What impact do these worries have in the workplace?
Around the world, we see that employees who struggle financially typically perform at a lower level than those who don’t (Figure 3). These pressures and distractions erode engagement.
“In Asia Pacific, nearly half of employees who are struggling financially say money worries keep them from doing the best on their job. Many are willing to work past their retirement age out of necessity, in order to help mitigate the inadequacies of their retirement savings. These are so-called “hidden pensioners” — and they can impact business results as they are generally more likely to be unhealthy, more stressed and less engaged,” adds Heard.
What can employers do?
How can employers help their employees achieve better financial outcomes?
Try to provide greater flexibility in how employer benefit spending is allocated. This is not an issue of raising employer spending, but ensuring the spending is more focused on employee needs.
For example, should a young employee who is living paycheck to paycheck, and carrying debt (with a high interest rate), be saving for retirement instead of addressing their current financial issues?
- Foster financial engagement
Employers can foster engagement in financial issues (and help employees address the financial issues they face) by promoting education and discussions (such as through group seminars or financial counselling), and by using communication from senior leaders to raise awareness and reinforce the importance of financial well being.

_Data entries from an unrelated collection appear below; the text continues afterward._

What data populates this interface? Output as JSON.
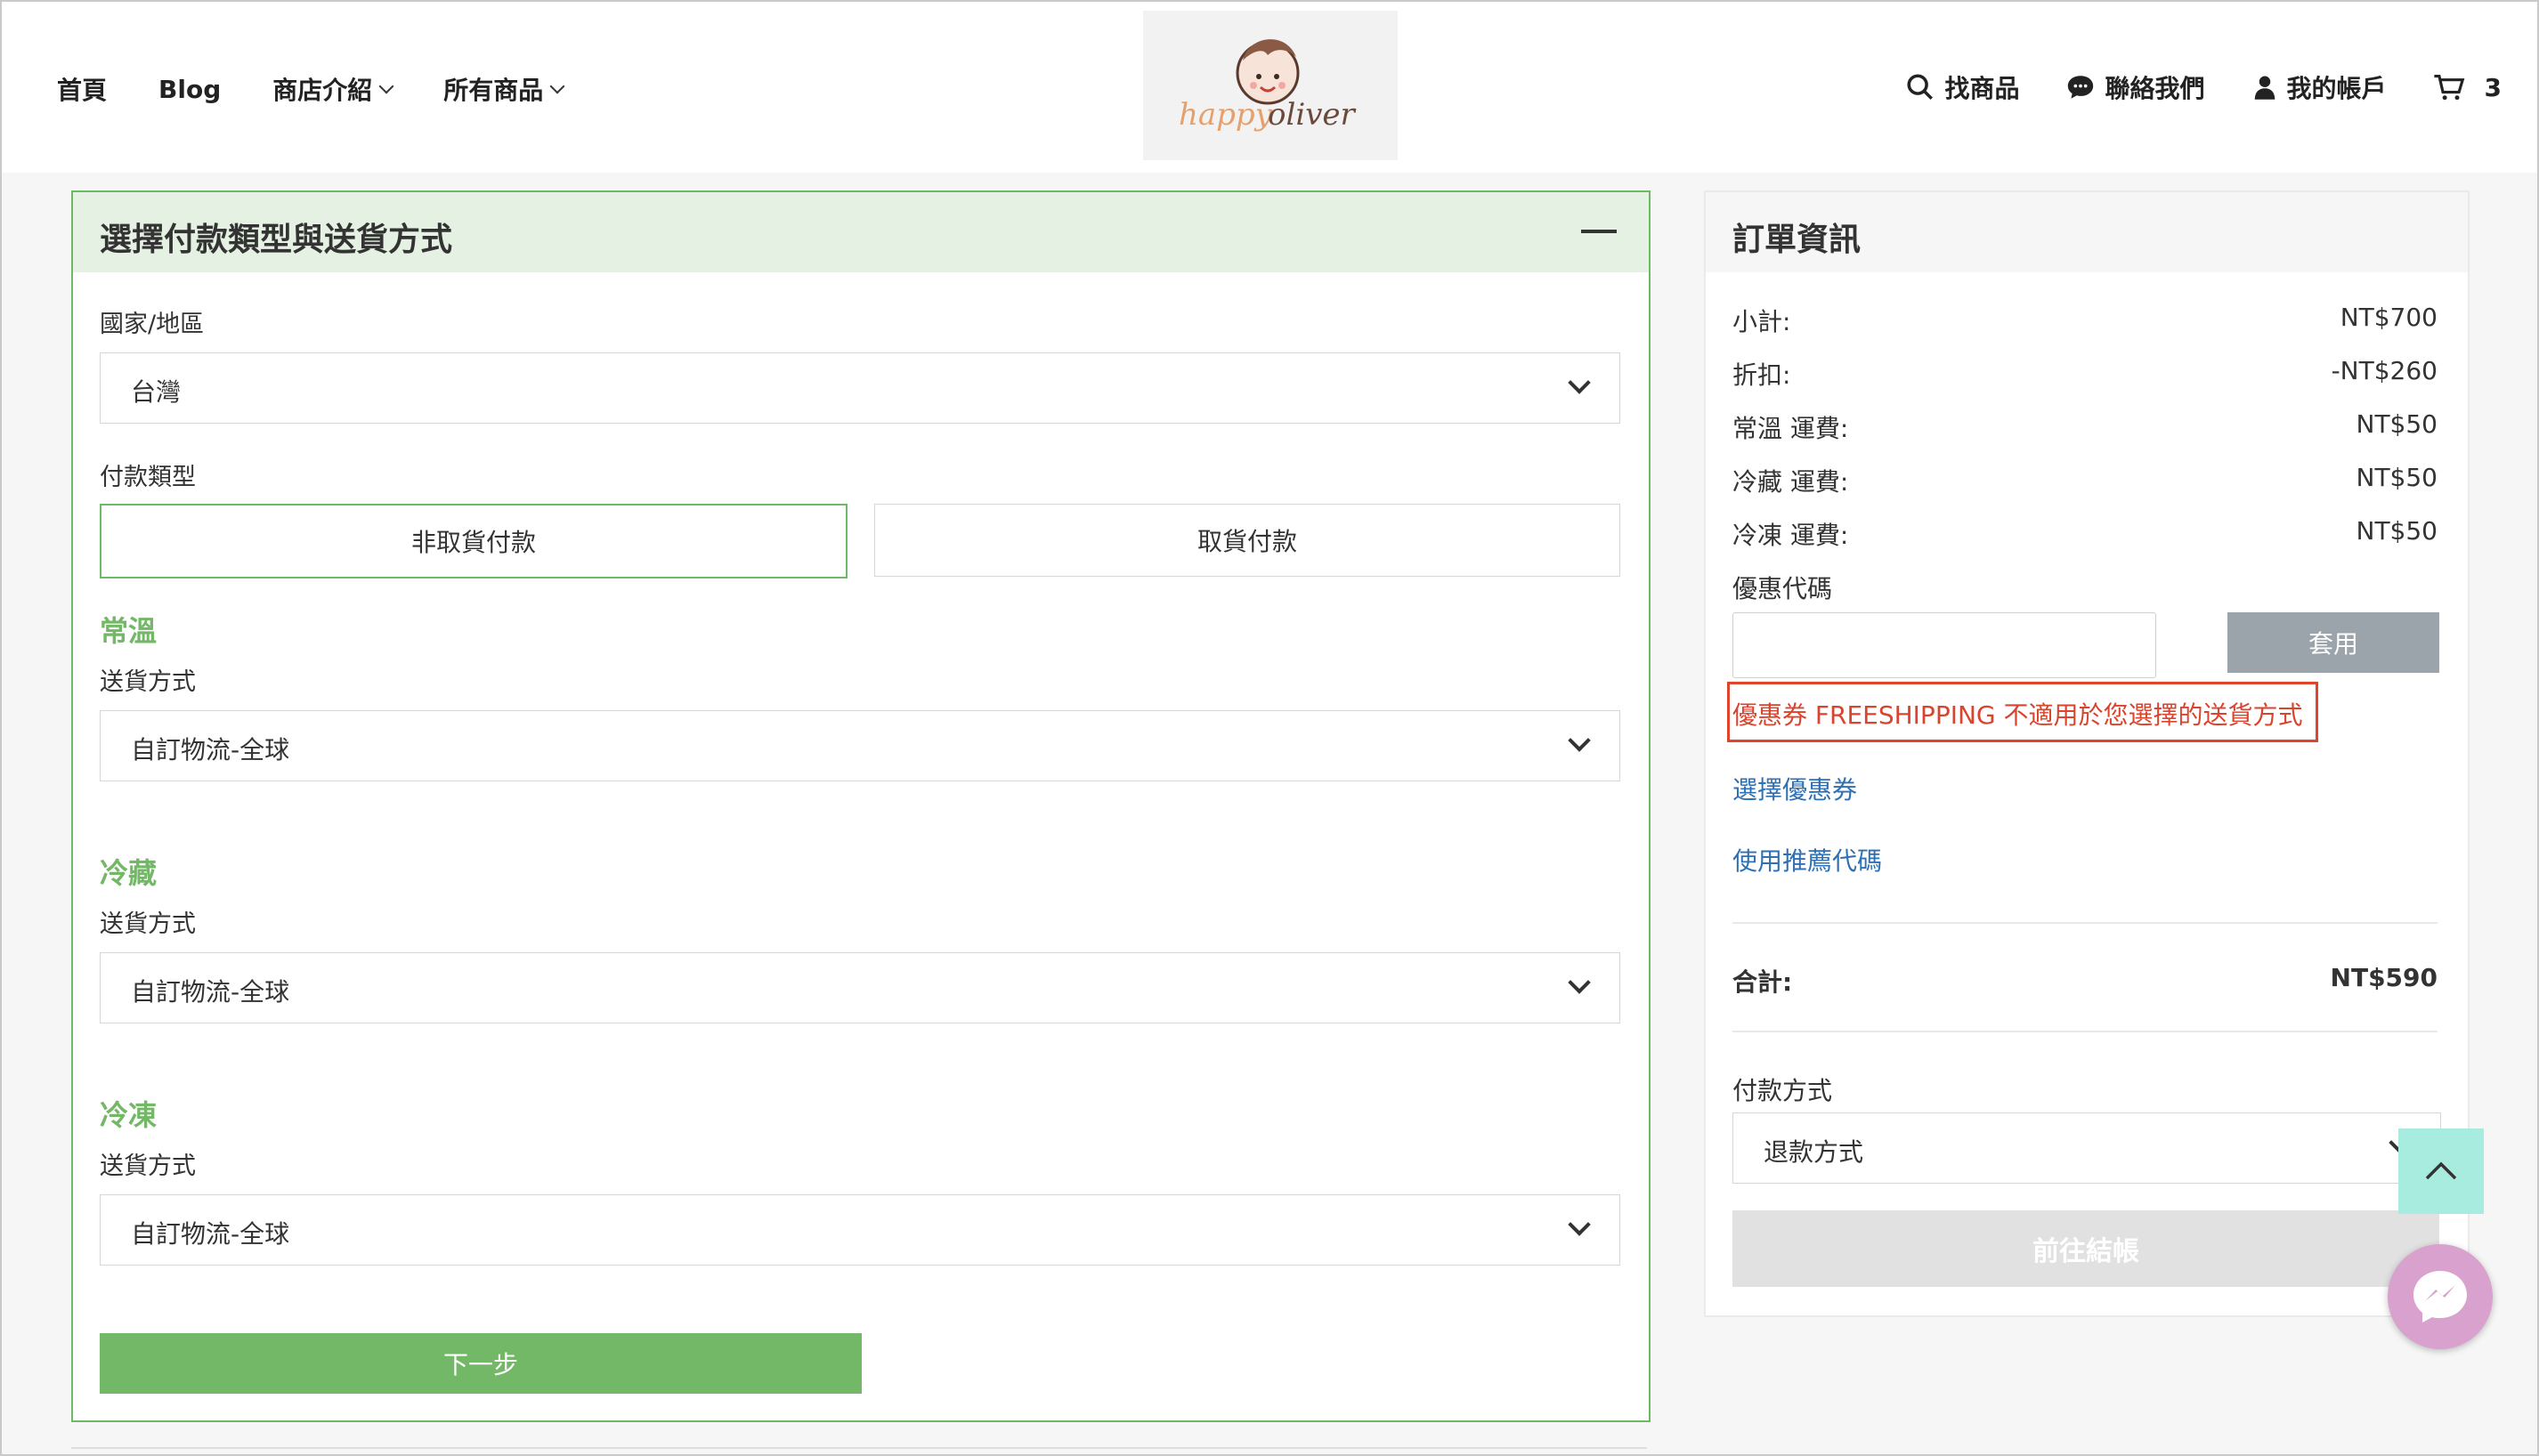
{
  "header": {
    "nav": [
      {
        "label": "首頁"
      },
      {
        "label": "Blog"
      },
      {
        "label": "商店介紹"
      },
      {
        "label": "所有商品"
      }
    ],
    "logo_text": "happyoliver",
    "search_label": "找商品",
    "contact_label": "聯絡我們",
    "account_label": "我的帳戶",
    "cart_count": "3"
  },
  "checkout": {
    "title": "選擇付款類型與送貨方式",
    "country_label": "國家/地區",
    "country_value": "台灣",
    "payment_type_label": "付款類型",
    "payment_types": [
      "非取貨付款",
      "取貨付款"
    ],
    "groups": [
      {
        "heading": "常溫",
        "shipping_label": "送貨方式",
        "shipping_value": "自訂物流-全球"
      },
      {
        "heading": "冷藏",
        "shipping_label": "送貨方式",
        "shipping_value": "自訂物流-全球"
      },
      {
        "heading": "冷凍",
        "shipping_label": "送貨方式",
        "shipping_value": "自訂物流-全球"
      }
    ],
    "next_button": "下一步"
  },
  "order": {
    "title": "訂單資訊",
    "rows": [
      {
        "label": "小計:",
        "value": "NT$700"
      },
      {
        "label": "折扣:",
        "value": "-NT$260"
      },
      {
        "label": "常溫 運費:",
        "value": "NT$50"
      },
      {
        "label": "冷藏 運費:",
        "value": "NT$50"
      },
      {
        "label": "冷凍 運費:",
        "value": "NT$50"
      }
    ],
    "coupon_label": "優惠代碼",
    "coupon_value": "",
    "apply_button": "套用",
    "coupon_error": "優惠券 FREESHIPPING 不適用於您選擇的送貨方式",
    "choose_coupon_link": "選擇優惠券",
    "referral_link": "使用推薦代碼",
    "total_label": "合計:",
    "total_value": "NT$590",
    "payment_method_label": "付款方式",
    "payment_method_value": "退款方式",
    "checkout_button": "前往結帳"
  },
  "colors": {
    "accent_green": "#72b866",
    "error_red": "#d9442e",
    "link_blue": "#2f70b5"
  }
}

- Use technology
Employers can use online decision support tools to help employees make decisions and raise awareness. These tools can help during pivotal moments when major financial decisions are being made — for instance, buying a car or home, debt consolidation decisions, etc.
If employers do promote greater choice and flexibility, such tools will be needed to address the complexities of choice and ensure long-term needs are still addressed.

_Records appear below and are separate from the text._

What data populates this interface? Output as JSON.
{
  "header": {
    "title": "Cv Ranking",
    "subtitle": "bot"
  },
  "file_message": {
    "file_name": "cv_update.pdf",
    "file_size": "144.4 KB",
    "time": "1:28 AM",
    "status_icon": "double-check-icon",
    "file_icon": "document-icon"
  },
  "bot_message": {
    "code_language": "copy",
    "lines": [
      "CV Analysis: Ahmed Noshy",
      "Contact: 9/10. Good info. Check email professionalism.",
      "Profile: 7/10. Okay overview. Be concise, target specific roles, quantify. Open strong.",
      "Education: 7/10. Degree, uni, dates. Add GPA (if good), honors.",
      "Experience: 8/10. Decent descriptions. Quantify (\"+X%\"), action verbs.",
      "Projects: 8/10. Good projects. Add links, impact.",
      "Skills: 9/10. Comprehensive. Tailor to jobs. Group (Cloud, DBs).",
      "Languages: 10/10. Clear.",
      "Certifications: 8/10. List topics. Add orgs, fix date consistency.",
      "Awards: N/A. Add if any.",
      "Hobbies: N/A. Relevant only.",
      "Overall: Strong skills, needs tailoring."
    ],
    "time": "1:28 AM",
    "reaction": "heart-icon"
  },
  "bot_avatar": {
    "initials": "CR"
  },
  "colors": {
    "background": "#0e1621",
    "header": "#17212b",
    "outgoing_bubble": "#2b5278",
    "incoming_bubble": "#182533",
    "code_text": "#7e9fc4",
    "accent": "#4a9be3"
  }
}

An expanded role of the employer: How far, how fast?
Personal financial issues are new territory for many employers and in many cases employees have not yet embraced their employer entering this aspect of their lives. Interventions to encourage extra retirement savings are considered invasive and not well received. In Asia, over a quarter of employees believe that it’s not the role of an employer to encourage their employees to better manage their household finances. And three in 10 are not comfortable receiving targeted or personalised messages on financial issues (Figure 4).
However, this does vary by market. While employees in China, India, and the Philippines are more open to their employer getting involved, similar sentiments are not shared by employees in Japan, South Korea, and Australia.
Employers need to build a role gradually, building brand permission among their employees.
Employers can play a significant role to help employees deal with their financial burden. Doing so in a thoughtful way — which means taking into account employee needs, both inside and outside the workplace — could reap significant benefits, not only in terms of increased employee engagement and productivity, but also in terms of being perceived as an employer of choice.
About the author: Willis Towers Watson (NASDAQ: WLTW) is a leading global advisory, broking and solutions company that helps clients around the world turn risk into a path for growth. With roots dating to 1828, Willis Towers Watson has 39,000 employees in more than 120 countries. We design and deliver solutions that manage risk, optimize benefits, cultivate talent, and expand the power of capital to protect and strengthen institutions and individuals. Our unique perspective allows us to see the critical intersections between talent, assets and ideas — the dynamic formula that drives business performance. Learn more at willistowerswatson.com.